(Problem statement):
Word for word, repeat each of the records below.

(Provided entries):
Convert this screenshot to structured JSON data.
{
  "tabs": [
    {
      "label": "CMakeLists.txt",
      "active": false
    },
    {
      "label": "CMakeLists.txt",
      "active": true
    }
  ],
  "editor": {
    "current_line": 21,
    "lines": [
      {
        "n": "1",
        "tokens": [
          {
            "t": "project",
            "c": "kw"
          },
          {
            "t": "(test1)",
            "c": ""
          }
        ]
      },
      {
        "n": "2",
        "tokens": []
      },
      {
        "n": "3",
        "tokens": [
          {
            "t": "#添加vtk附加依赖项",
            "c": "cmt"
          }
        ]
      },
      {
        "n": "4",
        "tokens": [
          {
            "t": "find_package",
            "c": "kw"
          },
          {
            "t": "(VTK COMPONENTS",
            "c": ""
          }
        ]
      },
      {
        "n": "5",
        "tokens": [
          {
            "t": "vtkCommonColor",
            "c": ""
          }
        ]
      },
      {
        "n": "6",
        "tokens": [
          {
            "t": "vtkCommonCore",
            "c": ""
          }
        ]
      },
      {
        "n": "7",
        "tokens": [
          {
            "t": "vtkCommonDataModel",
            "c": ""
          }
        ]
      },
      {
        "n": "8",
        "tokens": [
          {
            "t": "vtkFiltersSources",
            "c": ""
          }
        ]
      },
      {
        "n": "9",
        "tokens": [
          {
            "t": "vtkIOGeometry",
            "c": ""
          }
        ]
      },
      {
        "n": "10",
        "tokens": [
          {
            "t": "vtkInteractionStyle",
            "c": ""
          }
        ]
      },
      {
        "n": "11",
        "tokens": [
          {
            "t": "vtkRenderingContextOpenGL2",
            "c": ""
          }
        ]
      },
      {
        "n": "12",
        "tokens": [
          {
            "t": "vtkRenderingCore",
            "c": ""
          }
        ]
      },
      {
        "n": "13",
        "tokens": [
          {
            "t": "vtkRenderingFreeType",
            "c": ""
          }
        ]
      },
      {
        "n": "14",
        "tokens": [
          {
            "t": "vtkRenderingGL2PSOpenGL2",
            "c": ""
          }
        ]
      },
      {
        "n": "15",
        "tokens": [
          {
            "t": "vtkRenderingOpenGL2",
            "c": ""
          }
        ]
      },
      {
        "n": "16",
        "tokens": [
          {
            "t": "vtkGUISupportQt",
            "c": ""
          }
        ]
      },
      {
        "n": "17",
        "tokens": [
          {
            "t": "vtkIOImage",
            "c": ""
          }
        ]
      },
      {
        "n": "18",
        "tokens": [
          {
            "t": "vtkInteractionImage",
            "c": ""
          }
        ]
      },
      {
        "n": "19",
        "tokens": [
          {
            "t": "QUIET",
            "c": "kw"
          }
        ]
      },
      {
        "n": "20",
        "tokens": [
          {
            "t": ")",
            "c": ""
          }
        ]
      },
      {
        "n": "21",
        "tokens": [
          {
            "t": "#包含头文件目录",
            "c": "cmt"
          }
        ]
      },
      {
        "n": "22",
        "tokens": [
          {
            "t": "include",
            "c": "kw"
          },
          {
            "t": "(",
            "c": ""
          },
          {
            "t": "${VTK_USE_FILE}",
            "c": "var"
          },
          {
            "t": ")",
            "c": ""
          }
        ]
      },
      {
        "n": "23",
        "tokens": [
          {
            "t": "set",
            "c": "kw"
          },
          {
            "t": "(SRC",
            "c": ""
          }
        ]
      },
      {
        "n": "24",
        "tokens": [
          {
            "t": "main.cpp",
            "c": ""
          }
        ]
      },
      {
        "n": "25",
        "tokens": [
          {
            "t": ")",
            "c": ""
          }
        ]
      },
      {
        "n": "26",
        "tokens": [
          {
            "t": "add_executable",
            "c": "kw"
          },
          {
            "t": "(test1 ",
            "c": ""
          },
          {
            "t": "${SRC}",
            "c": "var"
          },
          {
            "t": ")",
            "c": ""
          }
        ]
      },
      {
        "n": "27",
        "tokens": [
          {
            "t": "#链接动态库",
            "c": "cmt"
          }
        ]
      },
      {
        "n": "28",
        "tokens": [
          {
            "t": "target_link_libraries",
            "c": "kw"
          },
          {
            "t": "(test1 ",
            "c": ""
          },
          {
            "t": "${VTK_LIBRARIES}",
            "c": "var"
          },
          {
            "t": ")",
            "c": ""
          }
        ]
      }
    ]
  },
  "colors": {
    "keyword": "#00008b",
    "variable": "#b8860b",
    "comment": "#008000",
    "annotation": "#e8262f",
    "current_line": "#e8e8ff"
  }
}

(Your solution):
Convert this screenshot to structured JSON data.
{
  "tabs": [
    {
      "label": "CMakeLists.txt",
      "active": false
    },
    {
      "label": "CMakeLists.txt",
      "active": true
    }
  ],
  "editor": {
    "current_line": 21,
    "lines": [
      {
        "n": "1",
        "tokens": [
          {
            "t": "project",
            "c": "kw"
          },
          {
            "t": "(test1)",
            "c": ""
          }
        ]
      },
      {
        "n": "2",
        "tokens": []
      },
      {
        "n": "3",
        "tokens": [
          {
            "t": "#添加vtk附加依赖项",
            "c": "cmt"
          }
        ]
      },
      {
        "n": "4",
        "tokens": [
          {
            "t": "find_package",
            "c": "kw"
          },
          {
            "t": "(VTK COMPONENTS",
            "c": ""
          }
        ]
      },
      {
        "n": "5",
        "tokens": [
          {
            "t": "vtkCommonColor",
            "c": ""
          }
        ]
      },
      {
        "n": "6",
        "tokens": [
          {
            "t": "vtkCommonCore",
            "c": ""
          }
        ]
      },
      {
        "n": "7",
        "tokens": [
          {
            "t": "vtkCommonDataModel",
            "c": ""
          }
        ]
      },
      {
        "n": "8",
        "tokens": [
          {
            "t": "vtkFiltersSources",
            "c": ""
          }
        ]
      },
      {
        "n": "9",
        "tokens": [
          {
            "t": "vtkIOGeometry",
            "c": ""
          }
        ]
      },
      {
        "n": "10",
        "tokens": [
          {
            "t": "vtkInteractionStyle",
            "c": ""
          }
        ]
      },
      {
        "n": "11",
        "tokens": [
          {
            "t": "vtkRenderingContextOpenGL2",
            "c": ""
          }
        ]
      },
      {
        "n": "12",
        "tokens": [
          {
            "t": "vtkRenderingCore",
            "c": ""
          }
        ]
      },
      {
        "n": "13",
        "tokens": [
          {
            "t": "vtkRenderingFreeType",
            "c": ""
          }
        ]
      },
      {
        "n": "14",
        "tokens": [
          {
            "t": "vtkRenderingGL2PSOpenGL2",
            "c": ""
          }
        ]
      },
      {
        "n": "15",
        "tokens": [
          {
            "t": "vtkRenderingOpenGL2",
            "c": ""
          }
        ]
      },
      {
        "n": "16",
        "tokens": [
          {
            "t": "vtkGUISupportQt",
            "c": ""
          }
        ]
      },
      {
        "n": "17",
        "tokens": [
          {
            "t": "vtkIOImage",
            "c": ""
          }
        ]
      },
      {
        "n": "18",
        "tokens": [
          {
            "t": "vtkInteractionImage",
            "c": ""
          }
        ]
      },
      {
        "n": "19",
        "tokens": [
          {
            "t": "QUIET",
            "c": "kw"
          }
        ]
      },
      {
        "n": "20",
        "tokens": [
          {
            "t": ")",
            "c": ""
          }
        ]
      },
      {
        "n": "21",
        "tokens": [
          {
            "t": "#包含头文件目录",
            "c": "cmt"
          }
        ]
      },
      {
        "n": "22",
        "tokens": [
          {
            "t": "include",
            "c": "kw"
          },
          {
            "t": "(",
            "c": ""
          },
          {
            "t": "${VTK_USE_FILE}",
            "c": "var"
          },
          {
            "t": ")",
            "c": ""
          }
        ]
      },
      {
        "n": "23",
        "tokens": [
          {
            "t": "set",
            "c": "kw"
          },
          {
            "t": "(SRC",
            "c": ""
          }
        ]
      },
      {
        "n": "24",
        "tokens": [
          {
            "t": "main.cpp",
            "c": ""
          }
        ]
      },
      {
        "n": "25",
        "tokens": [
          {
            "t": ")",
            "c": ""
          }
        ]
      },
      {
        "n": "26",
        "tokens": [
          {
            "t": "add_executable",
            "c": "kw"
          },
          {
            "t": "(test1 ",
            "c": ""
          },
          {
            "t": "${SRC}",
            "c": "var"
          },
          {
            "t": ")",
            "c": ""
          }
        ]
      },
      {
        "n": "27",
        "tokens": [
          {
            "t": "#链接动态库",
            "c": "cmt"
          }
        ]
      },
      {
        "n": "28",
        "tokens": [
          {
            "t": "target_link_libraries",
            "c": "kw"
          },
          {
            "t": "(test1 ",
            "c": ""
          },
          {
            "t": "${VTK_LIBRARIES}",
            "c": "var"
          },
          {
            "t": ")",
            "c": ""
          }
        ]
      }
    ]
  },
  "colors": {
    "keyword": "#00008b",
    "variable": "#b8860b",
    "comment": "#008000",
    "annotation": "#e8262f",
    "current_line": "#e8e8ff"
  }
}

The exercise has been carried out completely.